BEGIN

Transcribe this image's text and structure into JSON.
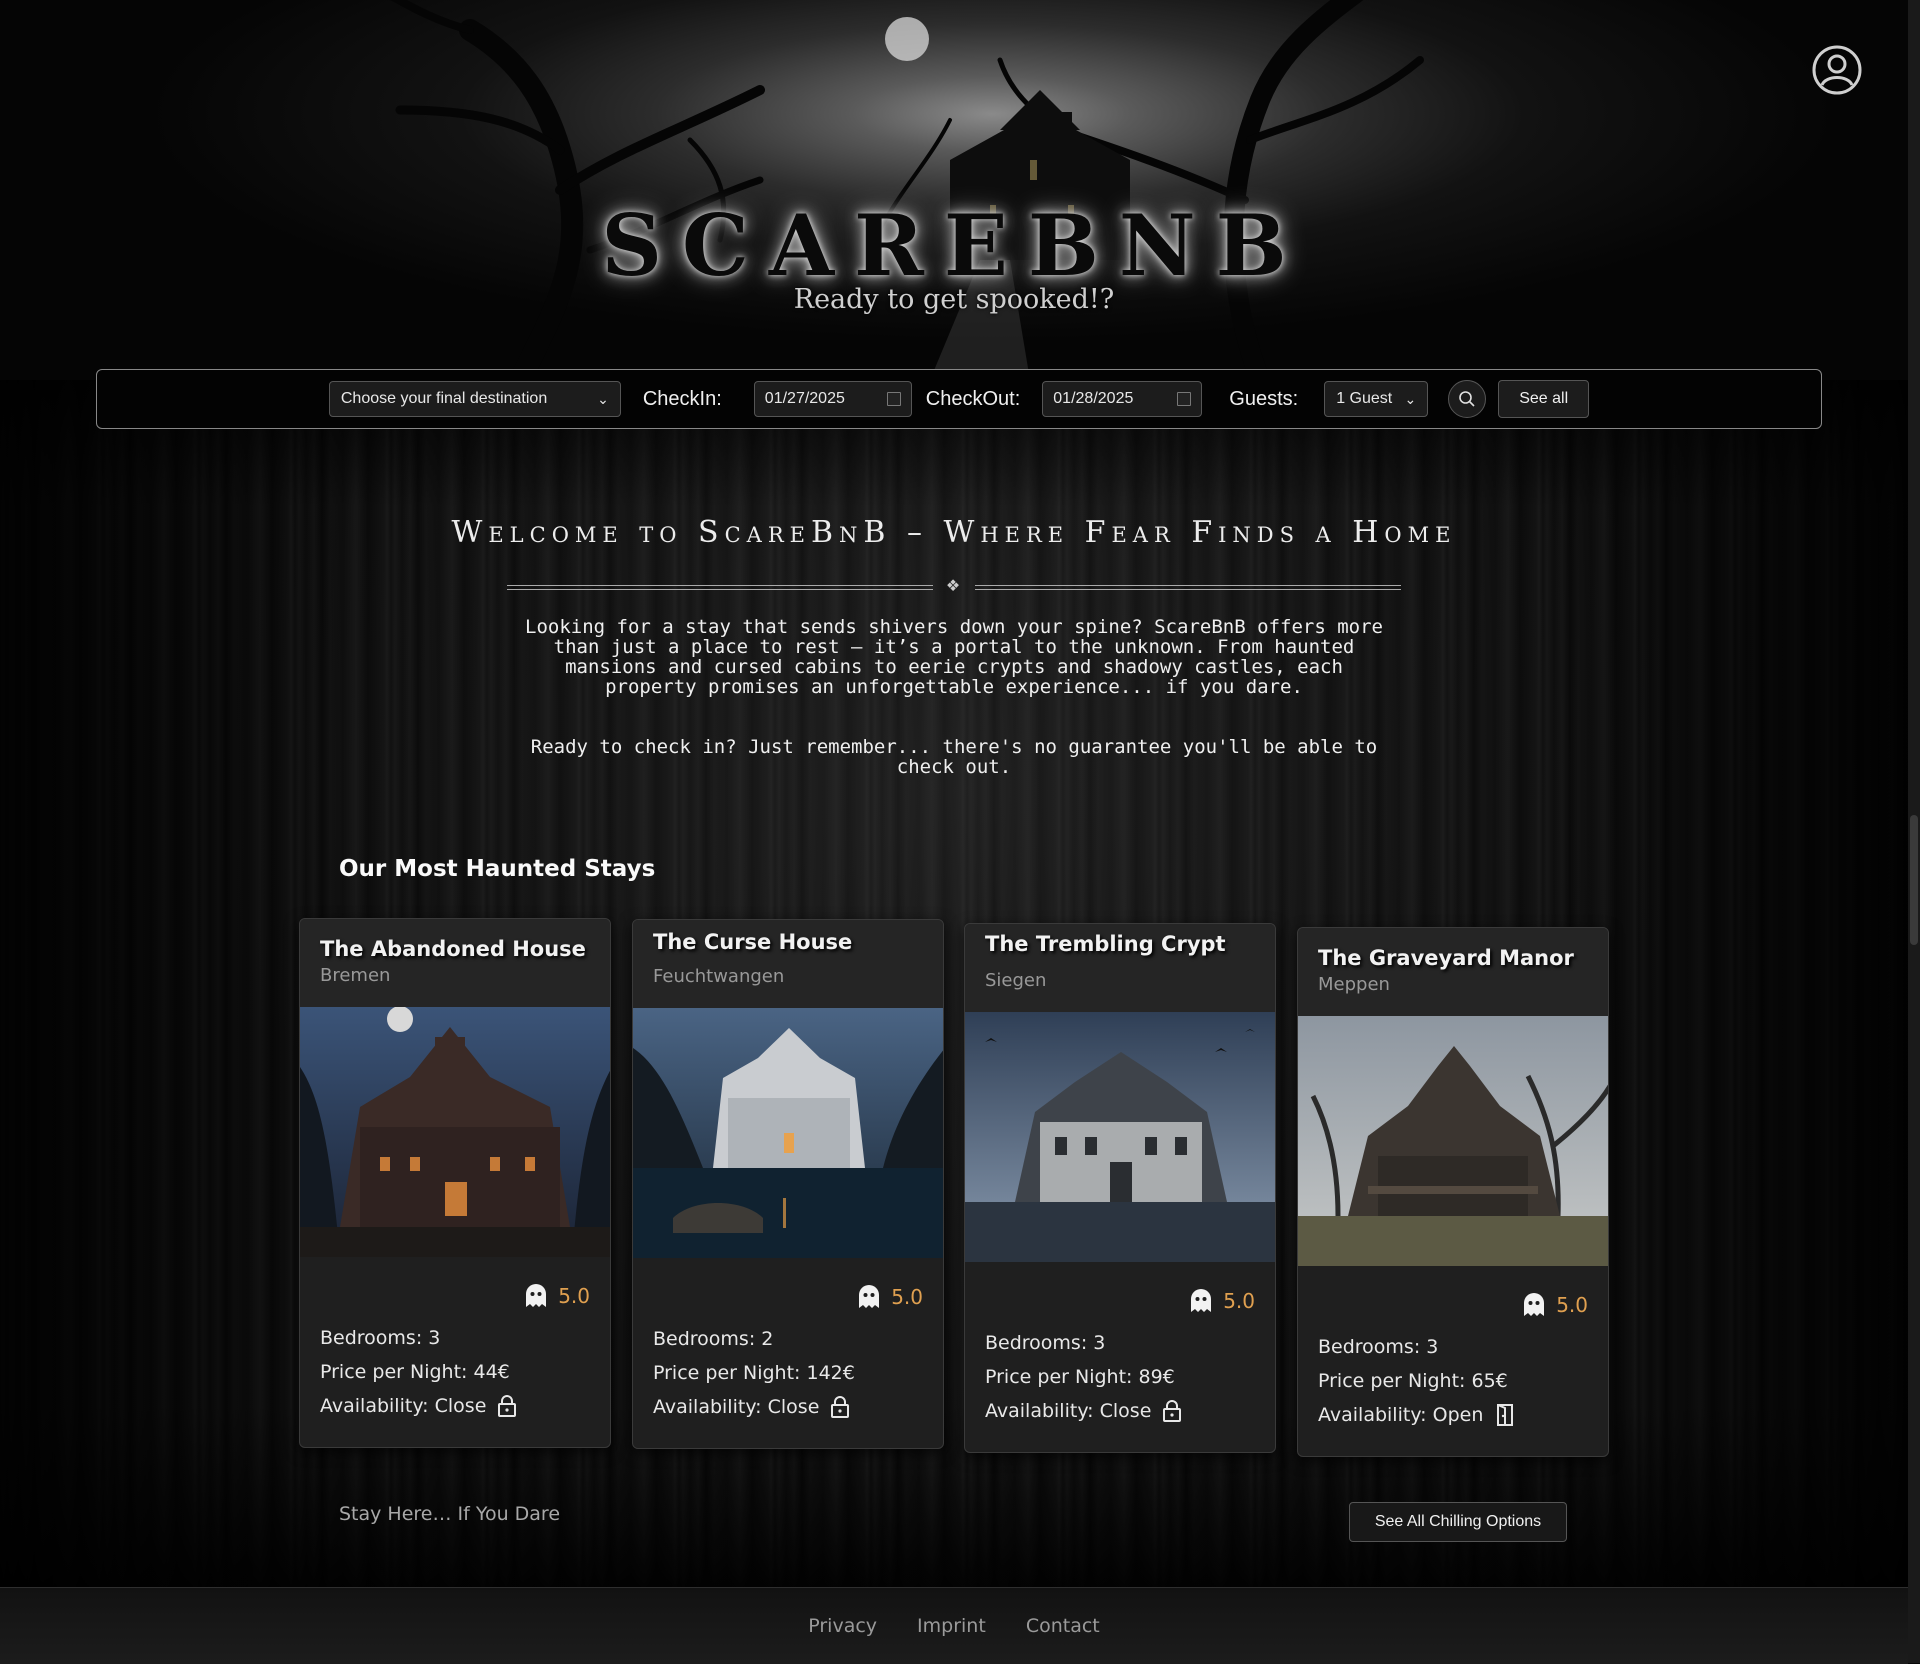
{
  "brand": {
    "logo": "SCAREBNB",
    "tagline": "Ready to get spooked!?"
  },
  "header": {
    "user_icon": "user-circle-icon"
  },
  "search": {
    "destination_value": "Choose your final destination",
    "checkin_label": "CheckIn:",
    "checkin_value": "01/27/2025",
    "checkout_label": "CheckOut:",
    "checkout_value": "01/28/2025",
    "guests_label": "Guests:",
    "guests_value": "1 Guest",
    "search_icon": "search-icon",
    "see_all_label": "See all"
  },
  "welcome": {
    "title": "Welcome to ScareBnB – Where Fear Finds a Home",
    "paragraph1_lines": [
      "Looking for a stay that sends shivers down your spine? ScareBnB offers more",
      "than just a place to rest – it’s a portal to the unknown. From haunted",
      "mansions and cursed cabins to eerie crypts and shadowy castles, each",
      "property promises an unforgettable experience... if you dare."
    ],
    "paragraph2_lines": [
      "Ready to check in? Just remember... there's no guarantee you'll be able to",
      "check out."
    ]
  },
  "stays": {
    "section_title": "Our Most Haunted Stays",
    "cards": [
      {
        "title": "The Abandoned House",
        "city": "Bremen",
        "rating": "5.0",
        "bedrooms": "Bedrooms: 3",
        "price": "Price per Night: 44€",
        "availability": "Availability: Close",
        "availability_icon": "lock-icon"
      },
      {
        "title": "The Curse House",
        "city": "Feuchtwangen",
        "rating": "5.0",
        "bedrooms": "Bedrooms: 2",
        "price": "Price per Night: 142€",
        "availability": "Availability: Close",
        "availability_icon": "lock-icon"
      },
      {
        "title": "The Trembling Crypt",
        "city": "Siegen",
        "rating": "5.0",
        "bedrooms": "Bedrooms: 3",
        "price": "Price per Night: 89€",
        "availability": "Availability: Close",
        "availability_icon": "lock-icon"
      },
      {
        "title": "The Graveyard Manor",
        "city": "Meppen",
        "rating": "5.0",
        "bedrooms": "Bedrooms: 3",
        "price": "Price per Night: 65€",
        "availability": "Availability: Open",
        "availability_icon": "open-door-icon"
      }
    ],
    "tagline": "Stay Here… If You Dare",
    "see_all_button": "See All Chilling Options"
  },
  "footer": {
    "links": [
      "Privacy",
      "Imprint",
      "Contact"
    ]
  },
  "colors": {
    "rating": "#e0a050",
    "background": "#070707",
    "card": "#1f1f1f"
  }
}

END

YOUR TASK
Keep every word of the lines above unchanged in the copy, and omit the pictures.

EXERCISE OUTPUT
Transcribe this image's text and structure into JSON.
{
  "brand": {
    "logo": "SCAREBNB",
    "tagline": "Ready to get spooked!?"
  },
  "header": {
    "user_icon": "user-circle-icon"
  },
  "search": {
    "destination_value": "Choose your final destination",
    "checkin_label": "CheckIn:",
    "checkin_value": "01/27/2025",
    "checkout_label": "CheckOut:",
    "checkout_value": "01/28/2025",
    "guests_label": "Guests:",
    "guests_value": "1 Guest",
    "search_icon": "search-icon",
    "see_all_label": "See all"
  },
  "welcome": {
    "title": "Welcome to ScareBnB – Where Fear Finds a Home",
    "paragraph1_lines": [
      "Looking for a stay that sends shivers down your spine? ScareBnB offers more",
      "than just a place to rest – it’s a portal to the unknown. From haunted",
      "mansions and cursed cabins to eerie crypts and shadowy castles, each",
      "property promises an unforgettable experience... if you dare."
    ],
    "paragraph2_lines": [
      "Ready to check in? Just remember... there's no guarantee you'll be able to",
      "check out."
    ]
  },
  "stays": {
    "section_title": "Our Most Haunted Stays",
    "cards": [
      {
        "title": "The Abandoned House",
        "city": "Bremen",
        "rating": "5.0",
        "bedrooms": "Bedrooms: 3",
        "price": "Price per Night: 44€",
        "availability": "Availability: Close",
        "availability_icon": "lock-icon"
      },
      {
        "title": "The Curse House",
        "city": "Feuchtwangen",
        "rating": "5.0",
        "bedrooms": "Bedrooms: 2",
        "price": "Price per Night: 142€",
        "availability": "Availability: Close",
        "availability_icon": "lock-icon"
      },
      {
        "title": "The Trembling Crypt",
        "city": "Siegen",
        "rating": "5.0",
        "bedrooms": "Bedrooms: 3",
        "price": "Price per Night: 89€",
        "availability": "Availability: Close",
        "availability_icon": "lock-icon"
      },
      {
        "title": "The Graveyard Manor",
        "city": "Meppen",
        "rating": "5.0",
        "bedrooms": "Bedrooms: 3",
        "price": "Price per Night: 65€",
        "availability": "Availability: Open",
        "availability_icon": "open-door-icon"
      }
    ],
    "tagline": "Stay Here… If You Dare",
    "see_all_button": "See All Chilling Options"
  },
  "footer": {
    "links": [
      "Privacy",
      "Imprint",
      "Contact"
    ]
  },
  "colors": {
    "rating": "#e0a050",
    "background": "#070707",
    "card": "#1f1f1f"
  }
}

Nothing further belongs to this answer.